“We’ve even thrown around the idea of maybe having three teams come to one spot and playing a couple halves against one another,” Bielema explained. “I think it’d be great if we could do that moving forward.”
Bielema said that he thinks financial issues could prevent rival Big Ten schools from facing each other in spring games. But I’m not so sure that would have to be the case, and it would be great if the Big Ten could open its mind to the possibilities.
For example, one proposal could be for each of the Big Ten’s protected football rivalries – e.g. Illinois vs. Northwestern, Wisconsin vs. Minnesota, etc. – to face each other in a scrimmage each spring.
The site of the scrimmage could alternate between campuses on an annual basis, with the Big Ten Network televising some games, while perhaps ESPN would televise others. I’d have to think that a scrimmage between Ohio State and Michigan or Nebraska vs. Penn State would be able to attract some national eyeballs and advertising.
The Big Ten then could take the total ticket and TV revenues from all spring games and divvy them up evenly among conference members, just like they do with the conference’s current TV money.
Another option could be for the Big Ten to sort teams into groups of three and, as Bielema suggested, have them face off against each other at a different location that would rotate each spring. Potential options for these groups of three could be Michigan, Ohio State and Penn State; Illinois, Northwestern and Purdue; Michigan State, Wisconsin and Indiana; and Nebraska, Iowa and Minnesota.
I’d have to think such an experiment would also generate some national appeal in terms of television coverage and advertising. And I’m quite certain that any option where Big Ten schools are pitted against each other, rather than against themselves, would make spring games far more entertaining than they are now.
And even more entertaining than spring training, too.
If nothing else, Dave Wischnowsky is an Illinois boy. Raised in Bourbonnais, educated at the University of Illinois and bred on sports in the Land of Lincoln, he now resides on Chicago’s North Side, just blocks from Wrigley Field.
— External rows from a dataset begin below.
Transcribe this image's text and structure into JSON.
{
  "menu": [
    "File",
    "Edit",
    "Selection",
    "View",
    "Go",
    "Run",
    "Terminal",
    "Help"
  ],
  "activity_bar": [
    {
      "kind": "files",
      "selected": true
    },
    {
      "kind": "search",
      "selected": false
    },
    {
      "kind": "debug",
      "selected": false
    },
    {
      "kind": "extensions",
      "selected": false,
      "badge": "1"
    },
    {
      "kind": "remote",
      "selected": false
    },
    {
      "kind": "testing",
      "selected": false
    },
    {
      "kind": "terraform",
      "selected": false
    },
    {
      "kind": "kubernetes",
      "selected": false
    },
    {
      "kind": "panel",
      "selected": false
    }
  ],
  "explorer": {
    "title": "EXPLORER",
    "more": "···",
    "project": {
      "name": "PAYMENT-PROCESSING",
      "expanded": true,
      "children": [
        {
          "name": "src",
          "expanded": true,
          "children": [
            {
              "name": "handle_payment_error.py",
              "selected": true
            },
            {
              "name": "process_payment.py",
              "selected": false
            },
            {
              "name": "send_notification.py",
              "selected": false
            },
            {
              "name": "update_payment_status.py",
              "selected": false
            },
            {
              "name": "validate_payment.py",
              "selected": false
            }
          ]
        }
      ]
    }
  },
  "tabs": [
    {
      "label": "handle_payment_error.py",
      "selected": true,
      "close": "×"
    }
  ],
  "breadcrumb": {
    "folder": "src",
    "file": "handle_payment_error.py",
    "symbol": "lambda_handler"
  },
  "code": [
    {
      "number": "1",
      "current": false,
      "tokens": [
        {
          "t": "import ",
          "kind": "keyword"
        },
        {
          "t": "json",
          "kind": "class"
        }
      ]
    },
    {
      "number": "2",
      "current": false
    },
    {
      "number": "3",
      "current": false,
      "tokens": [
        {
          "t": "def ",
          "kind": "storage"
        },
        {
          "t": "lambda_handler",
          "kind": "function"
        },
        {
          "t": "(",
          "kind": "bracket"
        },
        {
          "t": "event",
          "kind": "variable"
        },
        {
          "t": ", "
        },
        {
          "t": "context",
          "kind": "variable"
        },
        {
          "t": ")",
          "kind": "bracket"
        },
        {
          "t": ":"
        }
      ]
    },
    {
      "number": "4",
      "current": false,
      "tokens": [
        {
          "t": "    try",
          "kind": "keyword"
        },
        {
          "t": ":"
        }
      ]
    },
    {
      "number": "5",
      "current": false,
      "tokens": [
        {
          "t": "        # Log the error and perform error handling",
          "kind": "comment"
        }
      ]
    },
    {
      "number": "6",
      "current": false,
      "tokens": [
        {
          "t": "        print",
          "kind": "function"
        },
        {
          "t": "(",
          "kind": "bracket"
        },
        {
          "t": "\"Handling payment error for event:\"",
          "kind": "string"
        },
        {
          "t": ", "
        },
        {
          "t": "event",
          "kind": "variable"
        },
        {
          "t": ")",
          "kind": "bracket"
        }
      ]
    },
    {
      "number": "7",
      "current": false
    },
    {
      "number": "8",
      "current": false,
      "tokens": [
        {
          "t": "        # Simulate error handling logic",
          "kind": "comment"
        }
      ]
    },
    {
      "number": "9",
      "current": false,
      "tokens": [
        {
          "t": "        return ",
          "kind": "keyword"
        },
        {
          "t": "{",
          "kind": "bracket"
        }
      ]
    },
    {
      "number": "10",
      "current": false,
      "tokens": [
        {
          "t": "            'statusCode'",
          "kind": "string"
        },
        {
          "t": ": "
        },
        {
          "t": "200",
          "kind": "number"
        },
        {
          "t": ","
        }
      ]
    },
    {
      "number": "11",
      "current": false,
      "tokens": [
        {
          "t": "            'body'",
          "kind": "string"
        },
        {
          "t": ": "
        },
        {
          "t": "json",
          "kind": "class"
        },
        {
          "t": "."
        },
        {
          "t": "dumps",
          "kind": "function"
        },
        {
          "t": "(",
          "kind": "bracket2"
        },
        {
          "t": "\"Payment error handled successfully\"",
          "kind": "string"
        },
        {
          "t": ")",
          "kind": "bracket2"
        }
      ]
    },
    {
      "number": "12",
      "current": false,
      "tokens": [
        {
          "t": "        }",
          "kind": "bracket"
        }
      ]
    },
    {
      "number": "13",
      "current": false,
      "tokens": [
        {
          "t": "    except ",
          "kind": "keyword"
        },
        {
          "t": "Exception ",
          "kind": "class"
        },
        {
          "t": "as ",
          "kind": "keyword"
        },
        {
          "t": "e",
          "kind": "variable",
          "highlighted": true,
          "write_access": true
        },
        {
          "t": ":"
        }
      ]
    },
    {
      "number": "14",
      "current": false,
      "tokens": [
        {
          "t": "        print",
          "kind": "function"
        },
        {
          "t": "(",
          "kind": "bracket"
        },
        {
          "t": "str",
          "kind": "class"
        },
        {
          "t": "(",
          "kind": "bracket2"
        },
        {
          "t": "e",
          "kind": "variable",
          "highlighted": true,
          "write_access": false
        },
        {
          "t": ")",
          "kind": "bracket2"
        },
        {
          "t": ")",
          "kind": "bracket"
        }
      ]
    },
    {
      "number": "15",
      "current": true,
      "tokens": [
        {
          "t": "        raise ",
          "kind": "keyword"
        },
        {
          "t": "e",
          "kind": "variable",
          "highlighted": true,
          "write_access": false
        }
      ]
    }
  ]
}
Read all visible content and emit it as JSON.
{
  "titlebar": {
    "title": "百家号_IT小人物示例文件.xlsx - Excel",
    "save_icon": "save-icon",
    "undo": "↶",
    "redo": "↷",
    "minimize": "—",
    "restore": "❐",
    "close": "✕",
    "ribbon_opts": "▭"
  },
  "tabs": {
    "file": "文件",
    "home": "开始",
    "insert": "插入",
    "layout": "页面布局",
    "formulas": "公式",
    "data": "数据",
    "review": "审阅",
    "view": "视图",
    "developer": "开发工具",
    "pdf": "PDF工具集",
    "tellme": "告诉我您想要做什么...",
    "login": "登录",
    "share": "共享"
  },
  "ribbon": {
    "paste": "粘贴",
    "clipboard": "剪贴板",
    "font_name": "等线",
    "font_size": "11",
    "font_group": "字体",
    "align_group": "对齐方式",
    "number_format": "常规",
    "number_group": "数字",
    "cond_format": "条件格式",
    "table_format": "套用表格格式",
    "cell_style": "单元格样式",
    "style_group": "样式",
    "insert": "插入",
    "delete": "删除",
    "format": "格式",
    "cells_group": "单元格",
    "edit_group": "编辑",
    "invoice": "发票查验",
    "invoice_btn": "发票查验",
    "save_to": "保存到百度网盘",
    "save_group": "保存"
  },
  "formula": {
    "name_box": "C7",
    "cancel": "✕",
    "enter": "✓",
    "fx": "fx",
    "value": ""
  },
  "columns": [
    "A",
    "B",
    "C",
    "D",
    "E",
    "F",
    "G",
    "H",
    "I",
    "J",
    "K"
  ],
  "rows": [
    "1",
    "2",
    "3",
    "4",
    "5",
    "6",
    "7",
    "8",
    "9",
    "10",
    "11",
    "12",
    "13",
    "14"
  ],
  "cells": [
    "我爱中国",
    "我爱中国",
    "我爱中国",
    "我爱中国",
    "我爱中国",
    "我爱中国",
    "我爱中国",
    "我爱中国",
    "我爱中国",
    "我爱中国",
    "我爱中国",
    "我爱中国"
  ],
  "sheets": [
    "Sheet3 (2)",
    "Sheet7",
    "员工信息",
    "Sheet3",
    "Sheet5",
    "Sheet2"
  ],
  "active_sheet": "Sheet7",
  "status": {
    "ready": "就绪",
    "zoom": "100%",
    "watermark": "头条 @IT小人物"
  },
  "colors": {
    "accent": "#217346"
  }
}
Formerly a reporter and blogger for the Chicago Tribune, Dave currently writes a syndicated column, The Wisch List, which you can check out via his blog at http://www.wischlist.com. Follow him on Twitter @wischlist and read more of his CBS Chicago blog entries here.